EPA Guidance Provides New Options for Meeting TMDL Goals
The goal of the Total Maximum Daily Load (TMDL) program is arguably simple – to develop watershed level conservation plans designed to restore impaired waters and attain applicable water quality standards – but its development and implementation has not been simple. In an attempt to bring new clarity to the process of incorporating TMDLs into stormwater permits, the EPA issued a revised guidance document last November entitled “Establishing Total Maximum Daily Load (TMDL) Wasteload Allocations (WLAs) for Storm Water Sources and NPDES Permit Requirements Based on Those WLAs”.
This new policy is a revision of agency guidance originally issued in 2002, and revised in 2010, and supersedes both. It now incorporates changes due to recent legal rulings and agency policy shifts, and appears to incorporate responses from an informal public comment period held in 2011 related to the 2010 document.
A Localized Approach
The 2010 guidance placed a greater emphasis on utilizing numeric water quality limits for stormwater discharges, reinforced the use of stormwater pollutant surrogates (e.g. stormwater flows) in stormwater permits, and generally moved away from prior emphasis on using an iterative approach for Best management Practice (BMP) implementation to meet TMDL requirements.
A number of changes occurred since the issuance of the 2010 guidance. In 2013, the U.S. District Court stated that surrogates such as stormwater flow could not be used in place of applicable water quality standards in the TMDL program in the Accotink Creek TMDL case (Virginia Department of Transportation v. EPA). The EPA also indefinitely deferred action on developing a national stormwater rule, favoring a more localized approach that will incorporate increased incentives, greater emphasis on the use of green stormwater infrastructure, and both enhancing and strengthening municipal permit programs.
The new guidance has removed reference to the use of TMDL surrogate pollutant parameters such as stormwater flows. The use of numeric water quality based effluent limits (WQBELs) where feasible remains, but there is also the incorporation of elements from the 2002 guidance that promotes the implementation of stormwater BMPs using an iterative approach. When utilizing this BMP based compliance approach, it must be demonstrated that implementation of specific BMPs can be reasonably expected to achieve the TMDL water quality goal.

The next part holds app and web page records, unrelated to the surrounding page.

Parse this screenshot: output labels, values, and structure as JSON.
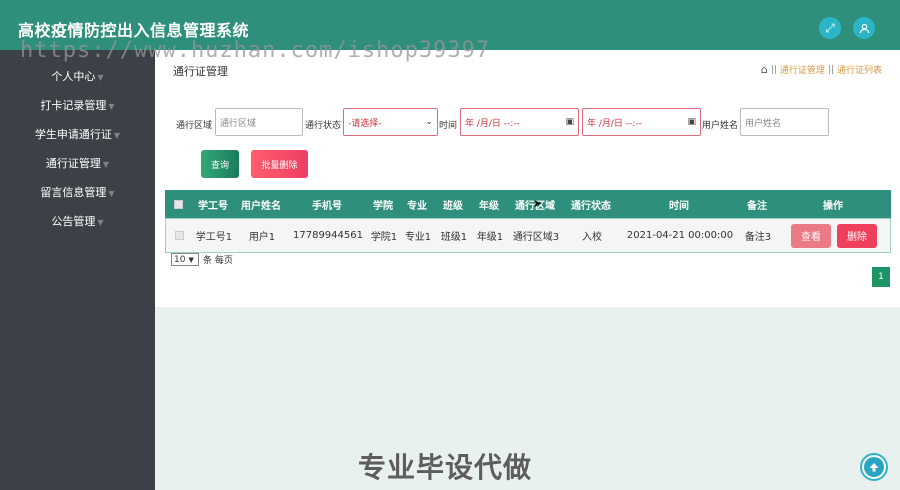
{
  "app": {
    "title": "高校疫情防控出入信息管理系统",
    "watermark": "https://www.huzhan.com/ishop39397",
    "fullscreen_icon": "expand-icon",
    "user_icon": "user-icon"
  },
  "sidebar": {
    "items": [
      {
        "label": "个人中心"
      },
      {
        "label": "打卡记录管理"
      },
      {
        "label": "学生申请通行证"
      },
      {
        "label": "通行证管理"
      },
      {
        "label": "留言信息管理"
      },
      {
        "label": "公告管理"
      }
    ]
  },
  "main": {
    "page_title": "通行证管理",
    "breadcrumb": [
      "通行证管理",
      "通行证列表"
    ],
    "filters": {
      "area_label": "通行区域",
      "area_placeholder": "通行区域",
      "status_label": "通行状态",
      "status_value": "-请选择-",
      "time_label": "时间",
      "date_start": "年 /月/日 --:--",
      "date_end": "年 /月/日 --:--",
      "username_label": "用户姓名",
      "username_placeholder": "用户姓名"
    },
    "buttons": {
      "query": "查询",
      "batch_delete": "批量删除"
    },
    "table": {
      "headers": [
        "学工号",
        "用户姓名",
        "手机号",
        "学院",
        "专业",
        "班级",
        "年级",
        "通行区域",
        "通行状态",
        "时间",
        "备注",
        "操作"
      ],
      "rows": [
        {
          "cells": [
            "学工号1",
            "用户1",
            "17789944561",
            "学院1",
            "专业1",
            "班级1",
            "年级1",
            "通行区域3",
            "入校",
            "2021-04-21 00:00:00",
            "备注3"
          ],
          "view_label": "查看",
          "delete_label": "删除"
        }
      ]
    },
    "pagination": {
      "page_size": "10",
      "page_size_suffix": "条 每页",
      "current_page": "1"
    }
  },
  "footer": {
    "promo_text": "专业毕设代做",
    "back_to_top_icon": "arrow-up-icon"
  },
  "colors": {
    "header": "#2e8f7c",
    "sidebar": "#3b4146",
    "query_button": "#2a9b70",
    "delete_button": "#ee3f5c"
  }
}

The new guidance also discusses disaggregating elements of a WLA when opportunity exists, allowing for localized targeting of “hot spot areas”, establishing target goals at the sub-watershed level, and/or assigning WLAs for individual MS4s within a geographic area. New to this guidance is the inclusion of permitted industrial discharges and additional guidance on how TMDL effluent limits should be applied and implemented within that regulatory construct. Examples of TMDL implementation language from current permits and programs that incorporate the various approaches recommended in the guidance are provided in the guidance document, as well as reference to EPA’s recent MS4 Compendium on incorporating WLAs into stormwater permits
As stormwater permits are renewed in coordination with the regional EPA offices, we should expect to continue to see TMDL based effluent limits and restoration goals being incorporated. In fact, we already see the result of such efforts and actions in portions of the United States. For example, activities once considered voluntary – such as urban tree planting – are now being listed in stormwater permits with numeric goals for tree establishment. Regional permit program inspections and enforcement activities are increasing as well.
At the end of the day, it’s clear that this guidance promotes a number of options for states and local resource managers to meet TMDL requirements. While there is greater emphasis on meeting water quality standards with the use of WQBELs, the flexibility of utilizing the historical iterative approach for implementing stormwater BMPs remains. Such an approach offers the best of both worlds in an increasingly regulated sector where the ultimate measure of success remains the satisfaction of water quality standards.